"He's a good kid who did a stupid thing," Broughton said.
On Monday, Judge Robert Oliver made a key ruling in Ramirez's trial, which is expected to conclude this week.
The judge said jurors will learn about Ramirez's prior conviction for a drive-by shooting in 2006. But he also left the door open for the defense to bring in evidence favorable to Ramirez, such as his childhood heroics.
In 1997, Ramirez -- then age 8 -- and three other children formed a human chain to pull Kasee Yang from a canal near Clovis Avenue north of Kings Canyon Road in southeast Fresno. City leaders applauded the rescuers at a news conference and gave them certificates.
A lot has happened to Ramirez since then.
Growing up without a father, Ramirez joined the Sureños at age 12, Broughton said. In 2006, he was sent to the California Youth Authority for a shooting that is similar to the present case, the defense attorney said.
Outside court Monday, Broughton said the potential life sentence is unfair because Ramirez has never shot anyone. "This is overkill," he said.
Prosecutor Chris Walsh, however, said it will be up to a jury to determine what constitutes justice.

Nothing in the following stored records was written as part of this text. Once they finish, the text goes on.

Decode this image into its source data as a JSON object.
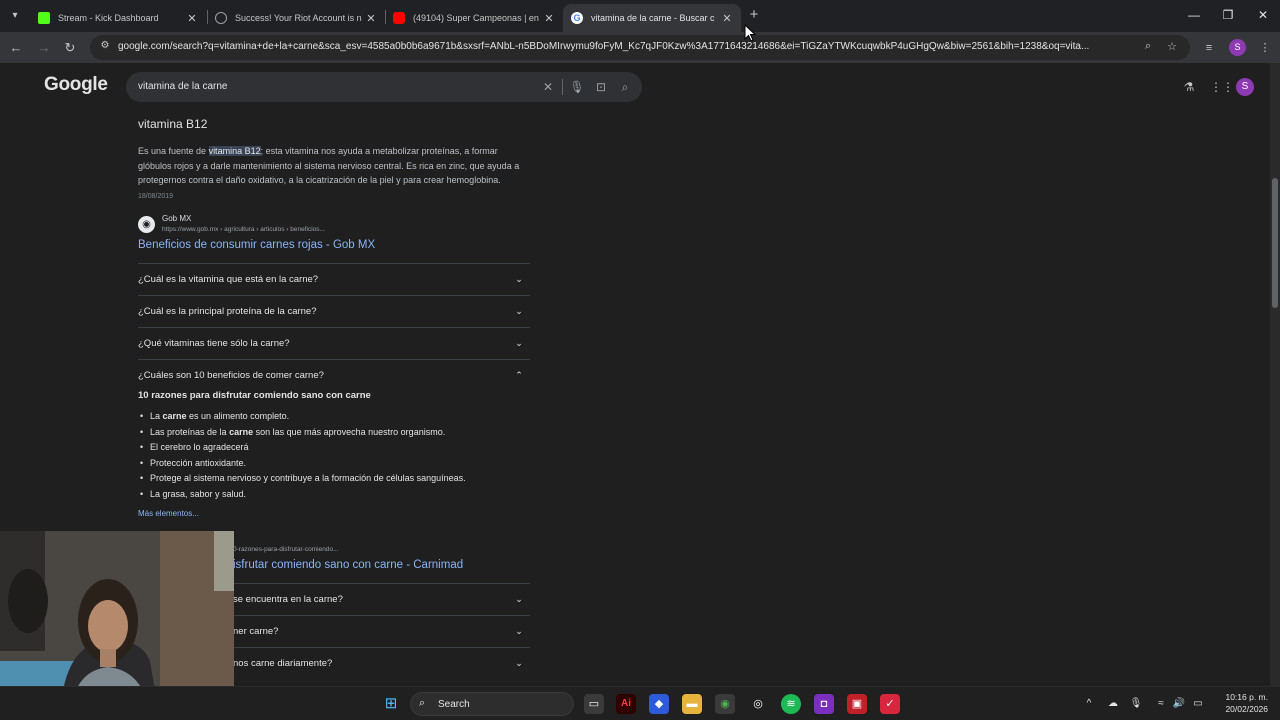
{
  "browser": {
    "tabs": [
      {
        "title": "Stream - Kick Dashboard",
        "active": false,
        "favicon_color": "#53fc18"
      },
      {
        "title": "Success! Your Riot Account is n",
        "active": false,
        "favicon_color": "#9aa0a6"
      },
      {
        "title": "(49104) Super Campeonas | en",
        "active": false,
        "favicon_color": "#ff0000"
      },
      {
        "title": "vitamina de la carne - Buscar c",
        "active": true,
        "favicon_color": "#4285f4"
      }
    ],
    "new_tab_label": "+",
    "address": "google.com/search?q=vitamina+de+la+carne&sca_esv=4585a0b0b6a9671b&sxsrf=ANbL-n5BDoMIrwymu9foFyM_Kc7qJF0Kzw%3A1771643214686&ei=TiGZaYTWKcuqwbkP4uGHgQw&biw=2561&bih=1238&oq=vita...",
    "profile_initial": "S"
  },
  "google": {
    "logo": "Google",
    "query": "vitamina de la carne",
    "avatar_initial": "S",
    "featured": {
      "title": "vitamina B12",
      "text_before": "Es una fuente de ",
      "highlight": "vitamina B12",
      "text_after": "; esta vitamina nos ayuda a metabolizar proteínas, a formar glóbulos rojos y a darle mantenimiento al sistema nervioso central. Es rica en zinc, que ayuda a protegernos contra el daño oxidativo, a la cicatrización de la piel y para crear hemoglobina.",
      "date": "18/08/2019",
      "source_name": "Gob MX",
      "source_url": "https://www.gob.mx › agricultura › articulos › beneficios...",
      "link": "Beneficios de consumir carnes rojas - Gob MX"
    },
    "questions": [
      "¿Cuál es la vitamina que está en la carne?",
      "¿Cuál es la principal proteína de la carne?",
      "¿Qué vitaminas tiene sólo la carne?",
      "¿Cuáles son 10 beneficios de comer carne?"
    ],
    "answer": {
      "title": "10 razones para disfrutar comiendo sano con carne",
      "items": [
        {
          "pre": "La ",
          "bold": "carne",
          "post": " es un alimento completo."
        },
        {
          "pre": "Las proteínas de la ",
          "bold": "carne",
          "post": " son las que más aprovecha nuestro organismo."
        },
        {
          "pre": "El cerebro lo agradecerá",
          "bold": "",
          "post": ""
        },
        {
          "pre": "Protección antioxidante.",
          "bold": "",
          "post": ""
        },
        {
          "pre": "Protege al sistema nervioso y contribuye a la formación de células sanguíneas.",
          "bold": "",
          "post": ""
        },
        {
          "pre": "La grasa, sabor y salud.",
          "bold": "",
          "post": ""
        }
      ],
      "more": "Más elementos..."
    },
    "result2": {
      "url": "0-razones-para-disfrutar-comiendo...",
      "link": "isfrutar comiendo sano con carne - Carnimad",
      "questions": [
        "se encuentra en la carne?",
        "ner carne?",
        "nos carne diariamente?"
      ]
    }
  },
  "taskbar": {
    "search_label": "Search",
    "time": "10:16 p. m.",
    "date": "20/02/2026"
  }
}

Ramirez got in trouble on Jan. 24 when he and three others went to a party in Reedley. Low on beer and snacks, Ramirez and a female friend went to a store on Helen Street. Inside the store, two Norteño rivals confronted him.

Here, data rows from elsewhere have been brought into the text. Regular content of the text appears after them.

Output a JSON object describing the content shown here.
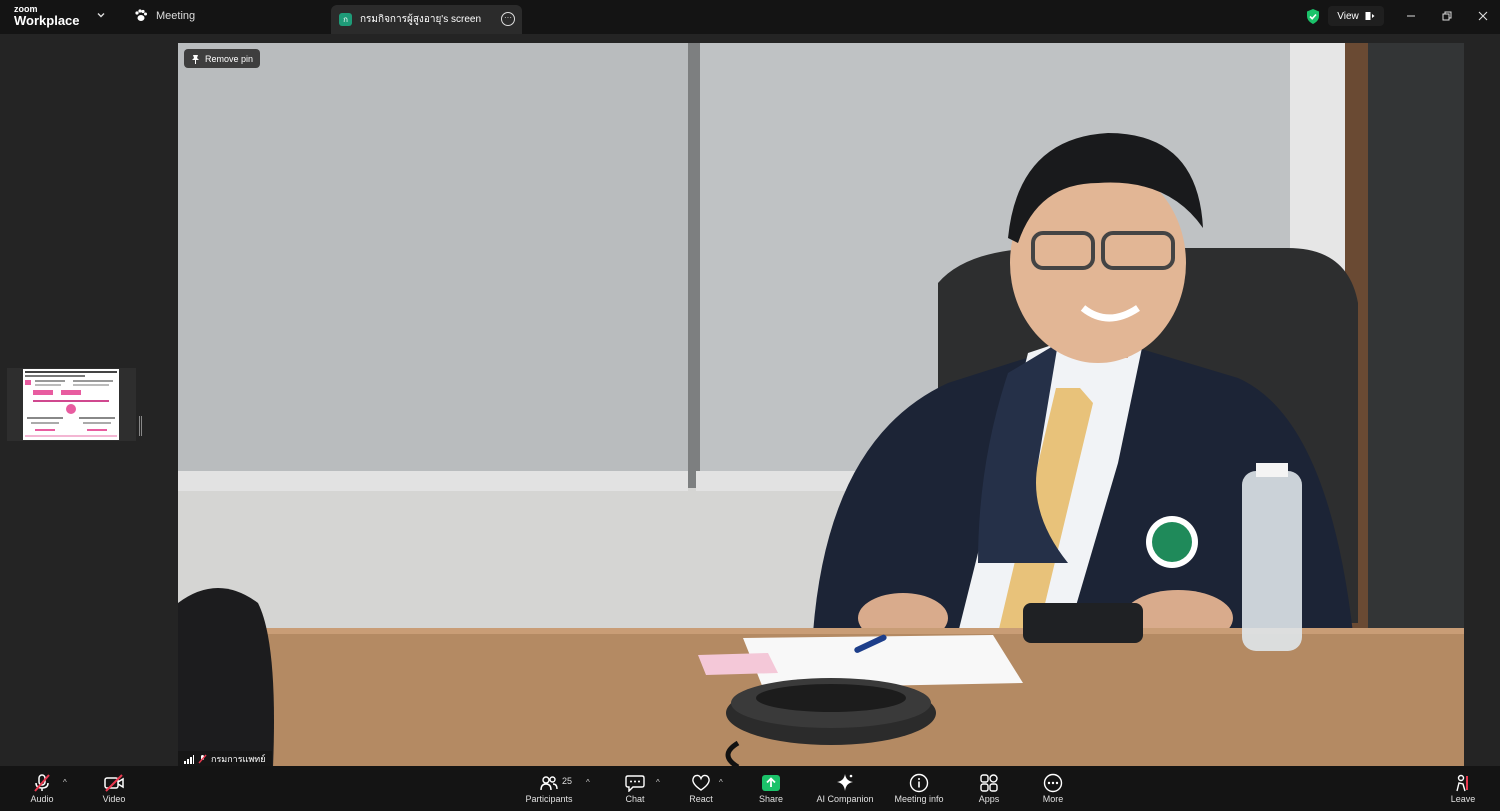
{
  "titlebar": {
    "logo_top": "zoom",
    "logo_bottom": "Workplace",
    "meeting_tab": "Meeting",
    "screen_tab": "กรมกิจการผู้สูงอายุ's screen",
    "screen_tab_badge": "ก",
    "view_label": "View"
  },
  "video": {
    "remove_pin_label": "Remove pin",
    "participant_name": "กรมการแพทย์"
  },
  "toolbar": {
    "audio": "Audio",
    "video": "Video",
    "participants": "Participants",
    "participants_count": "25",
    "chat": "Chat",
    "react": "React",
    "share": "Share",
    "ai_companion": "AI Companion",
    "meeting_info": "Meeting info",
    "apps": "Apps",
    "more": "More",
    "leave": "Leave"
  },
  "colors": {
    "share_green": "#1bc26a",
    "mute_red": "#e8384f",
    "shield_green": "#1bc26a"
  }
}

"What's up, esse?" Ramirez said, according Walsh, a deputy district attorney.
At the time, Ramirez wore a blue sports jersey -- the color of the Sureños, Walsh told jurors. He also has tattoos that show his allegiance to the gang, he said. After an argument broke out, one of the Norteños got a bat, Walsh said. Ramirez and his friend then left the store. Back at the party, Ramirez vented his frustration to a friend. "He felt disrespected," Walsh told the panel.
He asked the friend to drive him back to the store. The friend didn't know Ramirez had a gun, Walsh said.
Sitting in the passenger seat, Ramirez directed his friend to drive toward a house near the store. Ramirez then fired two rounds at the dwelling before his friend sped away, Walsh said. Police later stopped the car and arrested Ramirez after finding a semi-automatic handgun inside, the prosecutor said.
Broughton said the case isn't that clear-cut.
He told the panel that Ramirez didn't do a drive-by. Ramirez got out of the car and fired two shots into the air outside the rivals' home, Broughton said, noting there's no evidence that a bullet struck the home.
Broughton also said Ramirez's affiliation to the Sureños is "old stuff."
After leaving the gang, Ramirez graduated from high school in 2007 and got a job in a packing shed, Broughton said. While in Fresno County Jail, he married 20-year-old Elena Gonzales in April.
Prior to the trial, Broughton said, Ramirez never told him that he had saved a kid's life. But since the start of testimony last week, Ramirez's mother, Eva Carrillo, has given Broughton the certificates her son received from then-Assembly Member Cruz Bustamante and City Council Member Sal Quintero.
"I've been praying to God every night," Carrillo said. "My son has changed. He deserves another chance."